The Department of Defense is collaborating with Federal civilian agencies to impose a new Federal Acquisition Regulation (FAR) rule that would apply new Cybersecurity Maturity Model Certification (CMMC) requirements to vendors that handle controlled unclassified information, according to the DoD CMMC lead.
Stacy Bostjanick, chief of defense industrial base cybersecurity within the Office of the DoD CIO, said the idea behind that move is to better protect Federal information. Toward that end, any Federal civilian contractors that handle the government’s sensitive data will have to meet basic cybersecurity standards much like those that are set to be imposed on defense contractors under the CMMC program.
“There is a FAR rule that’s going to be coming out that implements the [National Institute of Standards and Technology’s (NIST)] SP 800-171 and the 800- 172. And it’s going to go across all Federal government,” Bostjanick said during a virtual event hosted by PreVeil on April 4.
Currently, Federal contractors are required to meet 15 basic cybersecurity requirements to secure the sensitive information they handle. But, according to Bostjanick, by applying the NIST standards that requirement would be significantly expanded to the same 110 controls that fall under 800-171, which CMMC will also enforce.
“We are working with the Federal CISO Council today to try to make sure that we’re consistent across all of the Federal government, how we view those 110 controls [under NIST SP-800-171], so we’re not going to be onerous on the industry partners,” said Bostjanick.
CMMC requires a third-party assessment organization to attest that defense contractors meet all 110 of those controls. However, it’s unclear if the FAR rule would require the same assessment, or instead leave it up to contractors to self-attest.
CMMC is “coming across of all Federal government, you might as well get out in front of it and be one of the first,” Bostjanick said in a message directed to contractors that might be hesitant to kickstart CMMC compliance.
According to Bostjanick, the final rulemaking for CMMC is still in the works but should be delivered sometime later this year. Bostjanick was unable to comment on what is included in the final rule, but she did say nothing will change concerning the 110 controls the latest iteration of the program will be based on.
Bostjanick acknowledged the many contractors that have claimed that CMMC accreditation will be expensive and burdensome to them, but she explained that “CMMC is coming, it’s not going to go away, the waiting is not going to make the pain any less.”
“Complying with the NIST 800-171 is just the basics, guys. It’s not the creme de la creme protection that’s going to protect you from everything.
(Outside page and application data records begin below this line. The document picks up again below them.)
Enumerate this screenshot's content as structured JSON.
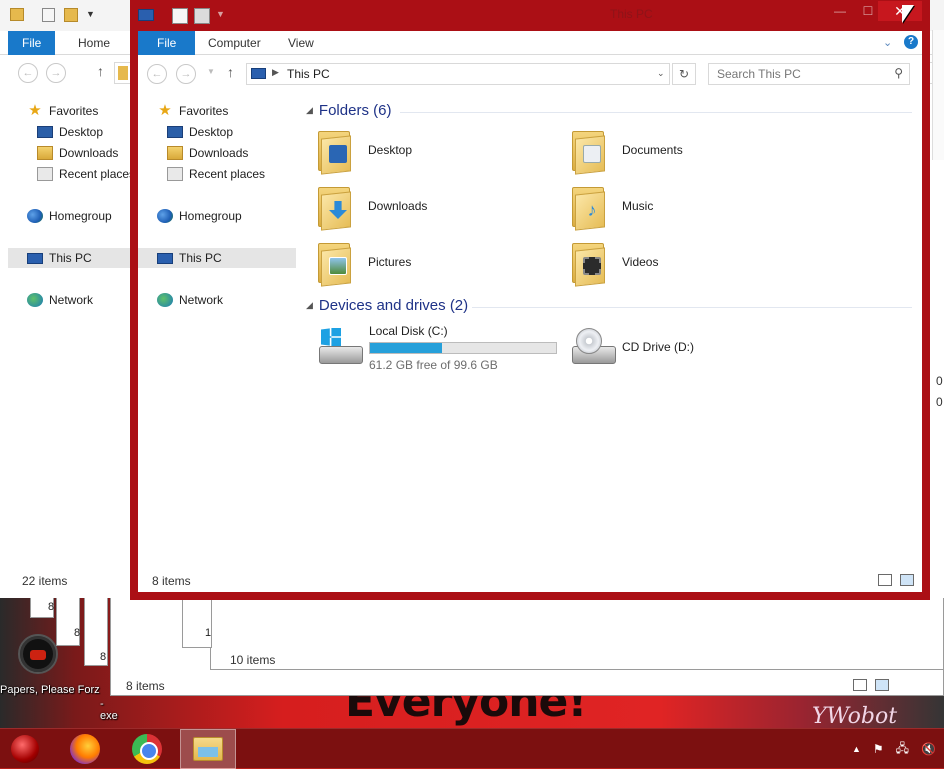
{
  "desktop": {
    "shortcut_label": "Papers, Please Forz",
    "shortcut_label2": "-exe",
    "wallpaper_text": "Everyone!",
    "wallpaper_text2": "YWobot"
  },
  "back_window": {
    "tabs": [
      "File",
      "Home"
    ],
    "sidebar": [
      "Favorites",
      "Desktop",
      "Downloads",
      "Recent places",
      "Homegroup",
      "This PC",
      "Network"
    ],
    "status": "22 items"
  },
  "mid_windows": {
    "status_a": "10 items",
    "status_b": "8 items",
    "tile_nums": [
      "8",
      "8",
      "8",
      "1"
    ]
  },
  "front_window": {
    "title": "This PC",
    "tabs": [
      "File",
      "Computer",
      "View"
    ],
    "address": "This PC",
    "search_placeholder": "Search This PC",
    "sidebar": [
      "Favorites",
      "Desktop",
      "Downloads",
      "Recent places",
      "Homegroup",
      "This PC",
      "Network"
    ],
    "folders_header": "Folders (6)",
    "folders": [
      "Desktop",
      "Documents",
      "Downloads",
      "Music",
      "Pictures",
      "Videos"
    ],
    "drives_header": "Devices and drives (2)",
    "drive_c": {
      "name": "Local Disk (C:)",
      "free": "61.2 GB free of 99.6 GB",
      "used_fraction": 0.386
    },
    "drive_d": {
      "name": "CD Drive (D:)"
    },
    "status": "8 items"
  },
  "edge_digits": [
    "0",
    "0"
  ],
  "colors": {
    "accent": "#1979ca",
    "frame": "#ab0f15",
    "progress": "#26a0da",
    "group_heading": "#1e3287"
  }
}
It’s going to protect you from the basic hacker, right? And, you know, the one thing is, implementing those standards not only protects my data and meets your requirement for DoD. It also protects you,” she said.